Directions: Here are the records. Print them all exactly.

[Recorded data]
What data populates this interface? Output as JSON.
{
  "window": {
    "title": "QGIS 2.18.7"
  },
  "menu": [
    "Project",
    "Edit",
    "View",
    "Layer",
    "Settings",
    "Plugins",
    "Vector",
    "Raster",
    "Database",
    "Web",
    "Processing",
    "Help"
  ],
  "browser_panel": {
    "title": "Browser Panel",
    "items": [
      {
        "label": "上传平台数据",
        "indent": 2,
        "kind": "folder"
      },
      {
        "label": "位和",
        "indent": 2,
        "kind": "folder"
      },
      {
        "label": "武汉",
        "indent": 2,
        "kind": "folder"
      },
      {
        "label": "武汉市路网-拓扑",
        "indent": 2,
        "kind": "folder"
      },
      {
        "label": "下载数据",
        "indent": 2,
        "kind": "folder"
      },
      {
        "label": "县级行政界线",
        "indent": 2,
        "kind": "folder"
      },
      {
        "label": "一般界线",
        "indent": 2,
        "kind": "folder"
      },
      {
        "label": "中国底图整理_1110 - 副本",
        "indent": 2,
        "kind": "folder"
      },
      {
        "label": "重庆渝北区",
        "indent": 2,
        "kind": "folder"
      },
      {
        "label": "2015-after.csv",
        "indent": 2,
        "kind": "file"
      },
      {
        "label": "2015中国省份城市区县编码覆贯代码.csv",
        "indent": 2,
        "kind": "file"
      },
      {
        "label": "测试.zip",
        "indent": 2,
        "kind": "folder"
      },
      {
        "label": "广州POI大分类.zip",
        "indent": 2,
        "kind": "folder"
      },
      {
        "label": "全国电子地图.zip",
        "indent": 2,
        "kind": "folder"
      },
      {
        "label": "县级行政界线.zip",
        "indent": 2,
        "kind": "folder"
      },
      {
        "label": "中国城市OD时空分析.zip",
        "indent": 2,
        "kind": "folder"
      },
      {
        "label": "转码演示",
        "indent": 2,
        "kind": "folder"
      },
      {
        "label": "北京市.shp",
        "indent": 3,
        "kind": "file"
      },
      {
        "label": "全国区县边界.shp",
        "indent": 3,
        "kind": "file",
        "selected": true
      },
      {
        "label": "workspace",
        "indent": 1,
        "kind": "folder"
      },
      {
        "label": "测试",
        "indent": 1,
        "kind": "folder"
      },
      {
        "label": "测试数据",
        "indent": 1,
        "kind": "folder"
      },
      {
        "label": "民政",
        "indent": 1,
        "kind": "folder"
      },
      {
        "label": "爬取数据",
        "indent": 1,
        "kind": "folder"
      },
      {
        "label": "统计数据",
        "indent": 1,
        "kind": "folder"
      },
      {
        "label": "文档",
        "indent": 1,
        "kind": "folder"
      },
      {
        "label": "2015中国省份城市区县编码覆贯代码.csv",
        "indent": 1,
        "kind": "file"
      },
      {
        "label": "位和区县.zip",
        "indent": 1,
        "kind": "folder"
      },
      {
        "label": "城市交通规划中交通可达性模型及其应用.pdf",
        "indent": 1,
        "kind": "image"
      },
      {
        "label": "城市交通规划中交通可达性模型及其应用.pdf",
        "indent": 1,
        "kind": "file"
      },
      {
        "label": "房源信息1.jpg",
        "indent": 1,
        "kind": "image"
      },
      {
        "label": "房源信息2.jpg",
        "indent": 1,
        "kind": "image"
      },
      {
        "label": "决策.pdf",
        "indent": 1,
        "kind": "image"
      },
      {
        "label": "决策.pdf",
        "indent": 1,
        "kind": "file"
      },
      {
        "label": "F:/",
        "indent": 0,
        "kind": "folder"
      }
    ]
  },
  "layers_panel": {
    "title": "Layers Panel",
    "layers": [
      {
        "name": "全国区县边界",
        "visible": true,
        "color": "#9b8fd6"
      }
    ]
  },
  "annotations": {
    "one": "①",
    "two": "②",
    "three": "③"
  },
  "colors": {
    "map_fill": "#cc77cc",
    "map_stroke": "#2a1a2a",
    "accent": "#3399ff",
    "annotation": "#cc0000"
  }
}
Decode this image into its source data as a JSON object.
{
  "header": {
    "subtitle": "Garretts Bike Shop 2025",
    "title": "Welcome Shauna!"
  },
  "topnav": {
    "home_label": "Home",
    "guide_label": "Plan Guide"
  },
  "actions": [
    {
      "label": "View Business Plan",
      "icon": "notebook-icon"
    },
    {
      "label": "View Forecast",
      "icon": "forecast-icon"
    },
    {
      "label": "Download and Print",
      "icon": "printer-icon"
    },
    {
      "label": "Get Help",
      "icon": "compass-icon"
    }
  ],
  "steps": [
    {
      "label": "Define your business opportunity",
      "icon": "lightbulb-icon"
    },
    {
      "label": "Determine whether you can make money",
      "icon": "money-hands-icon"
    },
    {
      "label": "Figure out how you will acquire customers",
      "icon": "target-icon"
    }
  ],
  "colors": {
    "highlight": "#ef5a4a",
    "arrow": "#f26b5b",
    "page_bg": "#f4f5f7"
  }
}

Solution:
What data populates this interface? Output as JSON.
{
  "window": {
    "title": "QGIS 2.18.7"
  },
  "menu": [
    "Project",
    "Edit",
    "View",
    "Layer",
    "Settings",
    "Plugins",
    "Vector",
    "Raster",
    "Database",
    "Web",
    "Processing",
    "Help"
  ],
  "browser_panel": {
    "title": "Browser Panel",
    "items": [
      {
        "label": "上传平台数据",
        "indent": 2,
        "kind": "folder"
      },
      {
        "label": "位和",
        "indent": 2,
        "kind": "folder"
      },
      {
        "label": "武汉",
        "indent": 2,
        "kind": "folder"
      },
      {
        "label": "武汉市路网-拓扑",
        "indent": 2,
        "kind": "folder"
      },
      {
        "label": "下载数据",
        "indent": 2,
        "kind": "folder"
      },
      {
        "label": "县级行政界线",
        "indent": 2,
        "kind": "folder"
      },
      {
        "label": "一般界线",
        "indent": 2,
        "kind": "folder"
      },
      {
        "label": "中国底图整理_1110 - 副本",
        "indent": 2,
        "kind": "folder"
      },
      {
        "label": "重庆渝北区",
        "indent": 2,
        "kind": "folder"
      },
      {
        "label": "2015-after.csv",
        "indent": 2,
        "kind": "file"
      },
      {
        "label": "2015中国省份城市区县编码覆贯代码.csv",
        "indent": 2,
        "kind": "file"
      },
      {
        "label": "测试.zip",
        "indent": 2,
        "kind": "folder"
      },
      {
        "label": "广州POI大分类.zip",
        "indent": 2,
        "kind": "folder"
      },
      {
        "label": "全国电子地图.zip",
        "indent": 2,
        "kind": "folder"
      },
      {
        "label": "县级行政界线.zip",
        "indent": 2,
        "kind": "folder"
      },
      {
        "label": "中国城市OD时空分析.zip",
        "indent": 2,
        "kind": "folder"
      },
      {
        "label": "转码演示",
        "indent": 2,
        "kind": "folder"
      },
      {
        "label": "北京市.shp",
        "indent": 3,
        "kind": "file"
      },
      {
        "label": "全国区县边界.shp",
        "indent": 3,
        "kind": "file",
        "selected": true
      },
      {
        "label": "workspace",
        "indent": 1,
        "kind": "folder"
      },
      {
        "label": "测试",
        "indent": 1,
        "kind": "folder"
      },
      {
        "label": "测试数据",
        "indent": 1,
        "kind": "folder"
      },
      {
        "label": "民政",
        "indent": 1,
        "kind": "folder"
      },
      {
        "label": "爬取数据",
        "indent": 1,
        "kind": "folder"
      },
      {
        "label": "统计数据",
        "indent": 1,
        "kind": "folder"
      },
      {
        "label": "文档",
        "indent": 1,
        "kind": "folder"
      },
      {
        "label": "2015中国省份城市区县编码覆贯代码.csv",
        "indent": 1,
        "kind": "file"
      },
      {
        "label": "位和区县.zip",
        "indent": 1,
        "kind": "folder"
      },
      {
        "label": "城市交通规划中交通可达性模型及其应用.pdf",
        "indent": 1,
        "kind": "image"
      },
      {
        "label": "城市交通规划中交通可达性模型及其应用.pdf",
        "indent": 1,
        "kind": "file"
      },
      {
        "label": "房源信息1.jpg",
        "indent": 1,
        "kind": "image"
      },
      {
        "label": "房源信息2.jpg",
        "indent": 1,
        "kind": "image"
      },
      {
        "label": "决策.pdf",
        "indent": 1,
        "kind": "image"
      },
      {
        "label": "决策.pdf",
        "indent": 1,
        "kind": "file"
      },
      {
        "label": "F:/",
        "indent": 0,
        "kind": "folder"
      }
    ]
  },
  "layers_panel": {
    "title": "Layers Panel",
    "layers": [
      {
        "name": "全国区县边界",
        "visible": true,
        "color": "#9b8fd6"
      }
    ]
  },
  "annotations": {
    "one": "①",
    "two": "②",
    "three": "③"
  },
  "colors": {
    "map_fill": "#cc77cc",
    "map_stroke": "#2a1a2a",
    "accent": "#3399ff",
    "annotation": "#cc0000"
  }
}
Decode this image into its source data as a JSON object.
{
  "header": {
    "subtitle": "Garretts Bike Shop 2025",
    "title": "Welcome Shauna!"
  },
  "topnav": {
    "home_label": "Home",
    "guide_label": "Plan Guide"
  },
  "actions": [
    {
      "label": "View Business Plan",
      "icon": "notebook-icon"
    },
    {
      "label": "View Forecast",
      "icon": "forecast-icon"
    },
    {
      "label": "Download and Print",
      "icon": "printer-icon"
    },
    {
      "label": "Get Help",
      "icon": "compass-icon"
    }
  ],
  "steps": [
    {
      "label": "Define your business opportunity",
      "icon": "lightbulb-icon"
    },
    {
      "label": "Determine whether you can make money",
      "icon": "money-hands-icon"
    },
    {
      "label": "Figure out how you will acquire customers",
      "icon": "target-icon"
    }
  ],
  "colors": {
    "highlight": "#ef5a4a",
    "arrow": "#f26b5b",
    "page_bg": "#f4f5f7"
  }
}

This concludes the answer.